One of the nation's oldest and most prestigious regional newspapers, The Chicago Tribune, could soon have a unionized staff. On Wednesday morning, journalists from its newsroom informed management that they are preparing to organize and that they have collected signatures from dozens of colleagues.

This is a historic move at a paper that, for decades, had taken a hard-line stance against unions.

Copyright 2018 NPR. To see more, visit http://www.npr.org/.

DAVID GREENE, HOST:

When Facebook CEO Mark Zuckerberg testified before a joint Senate Committee on Wednesday, he led off with a mea culpa. Just a few paragraphs into his opening statement, he took personal responsibility for the disinformation:

Copyright 2018 NPR. To see more, visit http://www.npr.org/.

DAVID GREENE, HOST:

Yesterday tens of millions of people woke up to a message from Facebook.

NOEL KING, HOST:

It's not every day that the Pennsylvania State Police call to say they have a warrant out for your arrest. But that's exactly what happened to me in late March.

At least, that's what the caller said was happening.

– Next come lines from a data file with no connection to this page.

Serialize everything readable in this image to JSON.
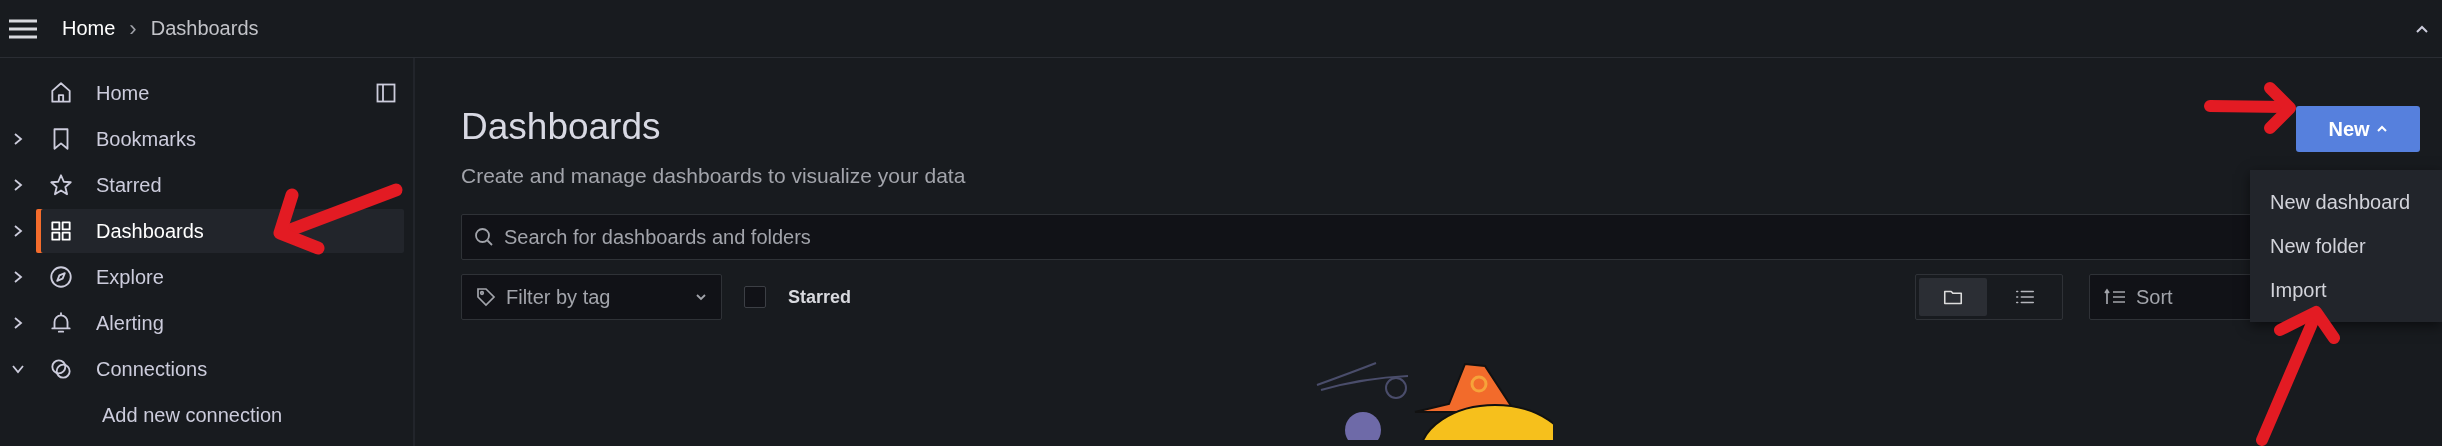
{
  "topbar": {
    "separator": "›",
    "breadcrumbs": [
      {
        "label": "Home",
        "current": false
      },
      {
        "label": "Dashboards",
        "current": true
      }
    ]
  },
  "sidebar": {
    "items": [
      {
        "label": "Home",
        "kind": "home",
        "expandable": false,
        "expanded": false,
        "selected": false
      },
      {
        "label": "Bookmarks",
        "kind": "bookmark",
        "expandable": true,
        "expanded": false,
        "selected": false
      },
      {
        "label": "Starred",
        "kind": "star",
        "expandable": true,
        "expanded": false,
        "selected": false
      },
      {
        "label": "Dashboards",
        "kind": "grid",
        "expandable": true,
        "expanded": false,
        "selected": true
      },
      {
        "label": "Explore",
        "kind": "compass",
        "expandable": true,
        "expanded": false,
        "selected": false
      },
      {
        "label": "Alerting",
        "kind": "bell",
        "expandable": true,
        "expanded": false,
        "selected": false
      },
      {
        "label": "Connections",
        "kind": "link",
        "expandable": true,
        "expanded": true,
        "selected": false,
        "children": [
          {
            "label": "Add new connection",
            "selected": false
          }
        ]
      }
    ]
  },
  "main": {
    "title": "Dashboards",
    "subtitle": "Create and manage dashboards to visualize your data",
    "search": {
      "placeholder": "Search for dashboards and folders"
    },
    "tag_filter": {
      "placeholder": "Filter by tag"
    },
    "starred_filter": {
      "label": "Starred",
      "checked": false
    },
    "view_toggle": [
      {
        "kind": "folder",
        "selected": true
      },
      {
        "kind": "list",
        "selected": false
      }
    ],
    "sort": {
      "placeholder": "Sort"
    },
    "new_button": {
      "label": "New",
      "expanded": true
    },
    "new_menu": [
      {
        "label": "New dashboard"
      },
      {
        "label": "New folder"
      },
      {
        "label": "Import"
      }
    ]
  }
}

The voice on the other end of the line rattled off information about me — my full name, my email address, where I went to college, when I graduated — and told me I owed the IRS more than $7,000 for not paying taxes on a college scholarship.

Copyright 2018 NPR. To see more, visit http://www.npr.org/.

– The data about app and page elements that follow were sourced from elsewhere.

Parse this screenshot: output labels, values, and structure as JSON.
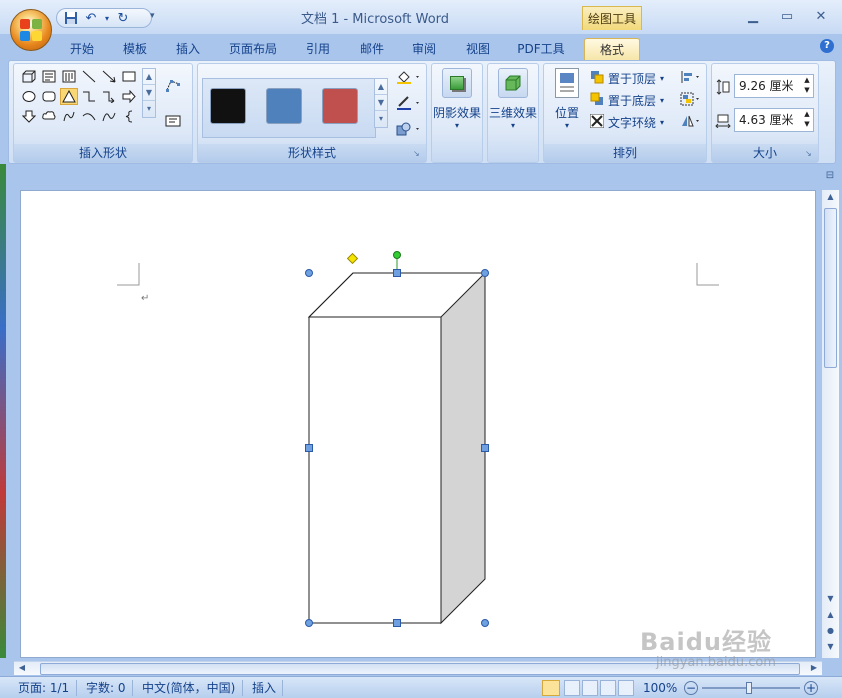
{
  "window": {
    "title": "文档 1 - Microsoft Word",
    "context_tab": "绘图工具"
  },
  "tabs": [
    "开始",
    "模板",
    "插入",
    "页面布局",
    "引用",
    "邮件",
    "审阅",
    "视图",
    "PDF工具",
    "格式"
  ],
  "active_tab": "格式",
  "ribbon": {
    "insert_shapes": {
      "label": "插入形状"
    },
    "shape_styles": {
      "label": "形状样式",
      "swatches": [
        "#111111",
        "#4f81bd",
        "#c0504d"
      ]
    },
    "shadow_effects": {
      "label": "阴影效果"
    },
    "3d_effects": {
      "label": "三维效果"
    },
    "arrange": {
      "label": "排列",
      "position": "位置",
      "bring_to_front": "置于顶层",
      "send_to_back": "置于底层",
      "text_wrapping": "文字环绕"
    },
    "size": {
      "label": "大小",
      "height": "9.26 厘米",
      "width": "4.63 厘米"
    }
  },
  "status": {
    "page": "页面: 1/1",
    "words": "字数: 0",
    "language": "中文(简体，中国)",
    "mode": "插入",
    "zoom": "100%"
  },
  "watermark": {
    "text": "Baidu经验",
    "sub": "jingyan.baidu.com"
  },
  "colors": {
    "ribbon_bg": "#dbe7f6",
    "accent": "#15428b",
    "context_tab": "#f2d97a",
    "selection": "#4f81bd"
  }
}
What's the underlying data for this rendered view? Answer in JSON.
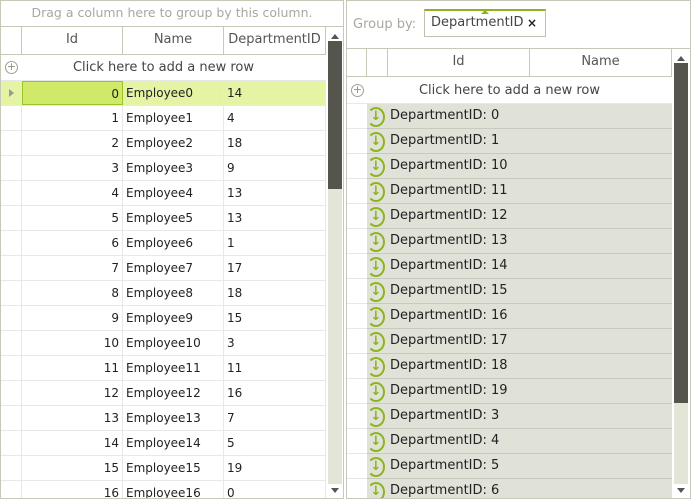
{
  "left_grid": {
    "group_hint": "Drag a column here to group by this column.",
    "columns": [
      "Id",
      "Name",
      "DepartmentID"
    ],
    "add_row": "Click here to add a new row",
    "rows": [
      {
        "id": "0",
        "name": "Employee0",
        "dept": "14"
      },
      {
        "id": "1",
        "name": "Employee1",
        "dept": "4"
      },
      {
        "id": "2",
        "name": "Employee2",
        "dept": "18"
      },
      {
        "id": "3",
        "name": "Employee3",
        "dept": "9"
      },
      {
        "id": "4",
        "name": "Employee4",
        "dept": "13"
      },
      {
        "id": "5",
        "name": "Employee5",
        "dept": "13"
      },
      {
        "id": "6",
        "name": "Employee6",
        "dept": "1"
      },
      {
        "id": "7",
        "name": "Employee7",
        "dept": "17"
      },
      {
        "id": "8",
        "name": "Employee8",
        "dept": "18"
      },
      {
        "id": "9",
        "name": "Employee9",
        "dept": "15"
      },
      {
        "id": "10",
        "name": "Employee10",
        "dept": "3"
      },
      {
        "id": "11",
        "name": "Employee11",
        "dept": "11"
      },
      {
        "id": "12",
        "name": "Employee12",
        "dept": "16"
      },
      {
        "id": "13",
        "name": "Employee13",
        "dept": "7"
      },
      {
        "id": "14",
        "name": "Employee14",
        "dept": "5"
      },
      {
        "id": "15",
        "name": "Employee15",
        "dept": "19"
      },
      {
        "id": "16",
        "name": "Employee16",
        "dept": "0"
      }
    ]
  },
  "right_grid": {
    "group_by_label": "Group by:",
    "group_chip": "DepartmentID",
    "chip_close": "×",
    "columns": [
      "Id",
      "Name"
    ],
    "add_row": "Click here to add a new row",
    "groups": [
      "DepartmentID: 0",
      "DepartmentID: 1",
      "DepartmentID: 10",
      "DepartmentID: 11",
      "DepartmentID: 12",
      "DepartmentID: 13",
      "DepartmentID: 14",
      "DepartmentID: 15",
      "DepartmentID: 16",
      "DepartmentID: 17",
      "DepartmentID: 18",
      "DepartmentID: 19",
      "DepartmentID: 3",
      "DepartmentID: 4",
      "DepartmentID: 5",
      "DepartmentID: 6"
    ]
  },
  "colors": {
    "accent": "#8cb41e",
    "selected_row": "#e4f3a4",
    "group_row": "#e0e2d8"
  }
}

DAVID GREENE, HOST:

Well, he survived day one on Capitol Hill, and today, Facebook CEO Mark Zuckerberg heads back for another day of testimony before Congress. He spent nearly five hours testifying in front of Senate committees yesterday.

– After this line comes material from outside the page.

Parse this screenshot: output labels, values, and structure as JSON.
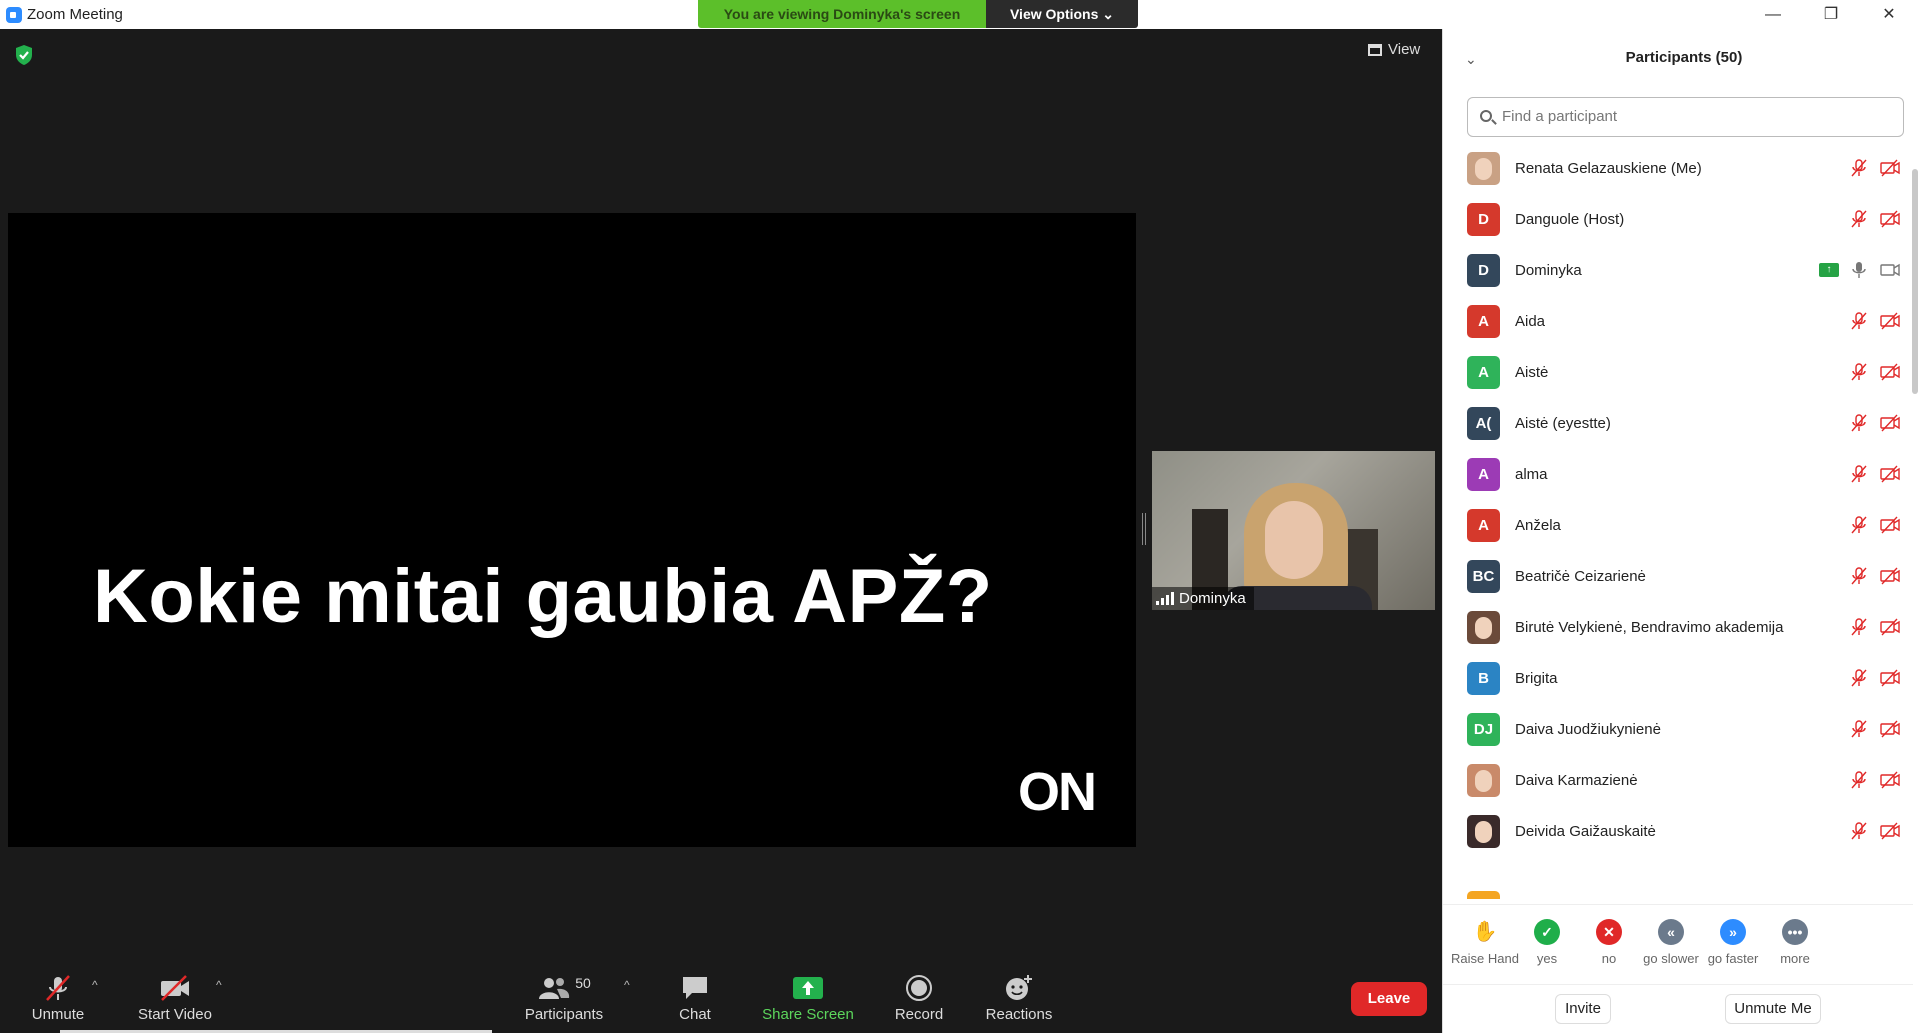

The London offices of Rupert Murdoch's 21st Century Fox have been raided by European investigators looking into possible anti-trust violations related to the media giant's dominant position in broadcasting sports events.

Fox's office in Hammersmith, west London, were just the highest-profile target among several targets in a number of European Commission member states that were raided on Tuesday in connection with what investigators said were "companies active in the distribution of media rights and related rights pertaining to various sports events and/or their broadcasting."

The EU's highest court ruled on Tuesday that France can bring criminal charges against Uber managers for running an illegal taxi service. France can do that without first notifying the European Commission, said the judges.

Copyright 2018 NPR. To see more, visit http://www.npr.org/.

AUDIE CORNISH, HOST:

Today is the first of two days of hearings. Tomorrow Zuckerberg will stand before the House Energy and Commerce Committee.

MARY LOUISE KELLY, HOST:

Copyright 2018 NPR. To see more, visit http://www.npr.org/.

MARY LOUISE KELLY, HOST:

Facebook took center stage on Capitol Hill today as founder and CEO Mark Zuckerberg answered to senators on the judiciary and commerce committees, and he started with an apology.

(SOUNDBITE OF ARCHIVED RECORDING)

Copyright 2018 NPR. To see more, visit http://www.npr.org/.

AUDIE CORNISH, HOST:

Copyright 2018 NPR. To see more, visit http://www.npr.org/.

MARY LOUISE KELLY, HOST:

Tyler Cowen, economist and polymath, gives us his takes on various parts of American life, economic and otherwise.

Music by Drop Electric. Find us: Twitter/ Facebook.

Updated at 7:35 p.m. ET

Mark Zuckerberg faced dozens of senators — and the American television audience — to take "hard questions" on how Facebook has handled user data and faced efforts to subvert democracy.

"We didn't take a broad enough view of our responsibility, and that was a big mistake. It was my mistake, and I'm sorry," the co-founder and CEO of Facebook, uncharacteristically wearing a suit, said in his opening remarks. "I started Facebook, I run it, and I'm responsible for what happens here."

Facebook users have begun to see whether they're among the 87 million people whose information may have been compromised for use by a political research firm. For some, the news is good: "It doesn't appear your Facebook information was shared with Cambridge Analytica."

The notifications are appearing on Facebook's page about users' exposed data. The company had also said it would put the information at the top of users' news feed.

Pages